In view of Scotland's appalling unemployment record—and here I should say that none of us on the SNP Bench wants Scotland compared with Merseyside, but rather with Norway and Sweden—will the Minister of State ask his right hon. Friend the Secretary of State, who tells us how valuable he is in the Cabinet, to press his right hon. Friend the Chancellor of the Exchequer to raise the budget for the Scottish Development Agency to £300 million a year? Will he also instruct the SDA to carry out feasibility studies into the establishment of a Scottish motor corporation, a Scottish steel corporation and a Scottish electronics advisory authority so that the talking can stop and the action start? Only in this way can we get going in Scotland a really vibrant economy.
I have no intention of instructing the SDA as the hon. Gentleman suggested. No doubt the SDA will take the hon. Gentleman's suggestions for what they are worth. The SDA itself, through the person of its chief executive, has said only this week that it feels that it has a budget with which it could do a very good job for Scotland. If it finds that it wants more money, no doubt it will tell us.
Is my right hon. Friend aware that the people on Merseyside are deeply concerned about the unemployment in Scotland as well as about the unemployment on Merseyside? We do not feel that the unemployed Scottish workers should be unemployed. Is it not disgraceful that the hon. Member for Perth and East Perthshire (Mr. Crawford) should make statements of that kind, and is it not that sort of statement that will lead to the very backlash which I hope will not come from the English people?
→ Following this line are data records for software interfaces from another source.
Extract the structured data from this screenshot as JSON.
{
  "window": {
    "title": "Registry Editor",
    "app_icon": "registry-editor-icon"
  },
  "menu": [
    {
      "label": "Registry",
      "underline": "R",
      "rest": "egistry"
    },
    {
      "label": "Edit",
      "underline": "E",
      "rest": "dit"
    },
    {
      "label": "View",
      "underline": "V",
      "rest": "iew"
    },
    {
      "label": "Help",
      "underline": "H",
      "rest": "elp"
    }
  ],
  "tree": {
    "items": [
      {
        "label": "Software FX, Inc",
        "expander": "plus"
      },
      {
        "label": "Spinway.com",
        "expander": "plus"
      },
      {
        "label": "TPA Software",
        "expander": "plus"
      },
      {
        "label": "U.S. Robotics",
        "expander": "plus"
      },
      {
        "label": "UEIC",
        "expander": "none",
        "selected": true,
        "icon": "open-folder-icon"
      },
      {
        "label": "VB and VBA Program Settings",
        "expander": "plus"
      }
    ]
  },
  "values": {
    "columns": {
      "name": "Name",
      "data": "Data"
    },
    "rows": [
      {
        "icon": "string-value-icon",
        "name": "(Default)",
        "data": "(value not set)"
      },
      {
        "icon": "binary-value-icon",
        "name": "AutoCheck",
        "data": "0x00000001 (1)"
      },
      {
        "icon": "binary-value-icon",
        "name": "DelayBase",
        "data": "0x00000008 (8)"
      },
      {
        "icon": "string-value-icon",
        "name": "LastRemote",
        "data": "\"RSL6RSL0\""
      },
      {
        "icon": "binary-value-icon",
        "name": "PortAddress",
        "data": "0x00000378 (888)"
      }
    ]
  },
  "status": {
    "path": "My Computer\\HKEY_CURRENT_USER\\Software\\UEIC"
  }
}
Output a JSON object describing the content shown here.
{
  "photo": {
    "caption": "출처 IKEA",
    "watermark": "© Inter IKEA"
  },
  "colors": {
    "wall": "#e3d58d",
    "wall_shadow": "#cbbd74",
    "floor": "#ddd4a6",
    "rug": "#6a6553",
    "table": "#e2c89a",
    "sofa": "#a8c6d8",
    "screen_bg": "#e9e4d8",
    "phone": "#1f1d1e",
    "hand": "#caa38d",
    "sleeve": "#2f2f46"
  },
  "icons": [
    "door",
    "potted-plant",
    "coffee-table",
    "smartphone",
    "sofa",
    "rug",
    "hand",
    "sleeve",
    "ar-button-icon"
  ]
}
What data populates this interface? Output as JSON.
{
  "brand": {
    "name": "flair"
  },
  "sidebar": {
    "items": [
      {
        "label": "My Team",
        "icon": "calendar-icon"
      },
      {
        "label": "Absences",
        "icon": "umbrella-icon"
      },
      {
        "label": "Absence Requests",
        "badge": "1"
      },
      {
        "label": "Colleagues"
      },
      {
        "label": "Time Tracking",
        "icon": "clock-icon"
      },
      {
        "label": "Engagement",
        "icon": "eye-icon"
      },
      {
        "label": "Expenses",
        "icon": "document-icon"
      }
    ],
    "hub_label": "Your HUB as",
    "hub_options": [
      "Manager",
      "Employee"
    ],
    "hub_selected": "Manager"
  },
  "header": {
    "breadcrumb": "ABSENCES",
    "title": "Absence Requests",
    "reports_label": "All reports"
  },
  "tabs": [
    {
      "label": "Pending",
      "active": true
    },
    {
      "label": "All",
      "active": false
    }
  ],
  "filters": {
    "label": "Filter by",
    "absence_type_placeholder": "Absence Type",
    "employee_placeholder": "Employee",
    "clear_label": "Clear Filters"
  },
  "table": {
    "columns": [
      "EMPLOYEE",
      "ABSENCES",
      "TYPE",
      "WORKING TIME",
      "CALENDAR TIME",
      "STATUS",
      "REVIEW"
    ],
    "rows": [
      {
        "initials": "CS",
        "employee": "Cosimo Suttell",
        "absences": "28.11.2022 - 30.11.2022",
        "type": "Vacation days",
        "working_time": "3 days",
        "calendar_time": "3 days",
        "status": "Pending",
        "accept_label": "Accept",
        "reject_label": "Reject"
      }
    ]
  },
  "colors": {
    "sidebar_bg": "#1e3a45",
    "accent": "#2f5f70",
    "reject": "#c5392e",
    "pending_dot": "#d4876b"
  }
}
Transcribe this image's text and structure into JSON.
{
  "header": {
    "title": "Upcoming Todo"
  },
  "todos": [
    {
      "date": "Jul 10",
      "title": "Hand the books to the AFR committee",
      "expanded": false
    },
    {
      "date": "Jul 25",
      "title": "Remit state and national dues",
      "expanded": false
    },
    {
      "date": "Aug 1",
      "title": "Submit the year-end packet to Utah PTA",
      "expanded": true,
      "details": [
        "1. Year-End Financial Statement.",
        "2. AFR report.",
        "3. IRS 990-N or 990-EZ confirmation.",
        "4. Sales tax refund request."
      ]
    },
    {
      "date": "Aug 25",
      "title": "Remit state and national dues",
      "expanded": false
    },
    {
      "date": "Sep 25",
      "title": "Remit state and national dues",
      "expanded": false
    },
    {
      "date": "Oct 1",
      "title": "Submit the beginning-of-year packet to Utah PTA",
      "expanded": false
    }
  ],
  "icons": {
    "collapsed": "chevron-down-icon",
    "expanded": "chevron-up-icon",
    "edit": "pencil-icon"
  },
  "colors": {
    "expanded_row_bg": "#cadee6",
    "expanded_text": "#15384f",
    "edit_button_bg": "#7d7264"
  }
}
I can only absolutely agree with my hon. Friend. I should add that in the recent crisis situation the workers at Linwood made it clear to the Government that they were looking not for a Linwood solution but for a solution for Chrysler United Kingdom Limited. If that sort of attitude would just occasionally impress itself upon the SNP, we should not hear offensive nonsense from SNP Members so often.
When the Minister next meets the Chairman of the SDA, will be discuss with him the possibility of the Development Commission continuing its work for a little longer than originally planned in the Scottish rural areas? The SDA will have many problems on its hands in the main development areas and the Development Commission is doing a good job which could, perhaps, be usefully continued for another couple of years.
I have already dealt with that matter on previous occasions. We have arrangements to make sure that there is no hiatus in the work being done. These arrangements are satisfactory not only to the SDA but to the Development Commission itself. I have discussed this matter on more than one occasion with Donald Chapman, the Chairman of the Commission.
Is the right hon. Gentleman prepared to tell the House how much cash will be available to the Agency this year and next after allowance has been made for the functions which it has taken over from other agencies? Is he aware that we have made many attempts to discover that figure and that the Government have refused to tell us?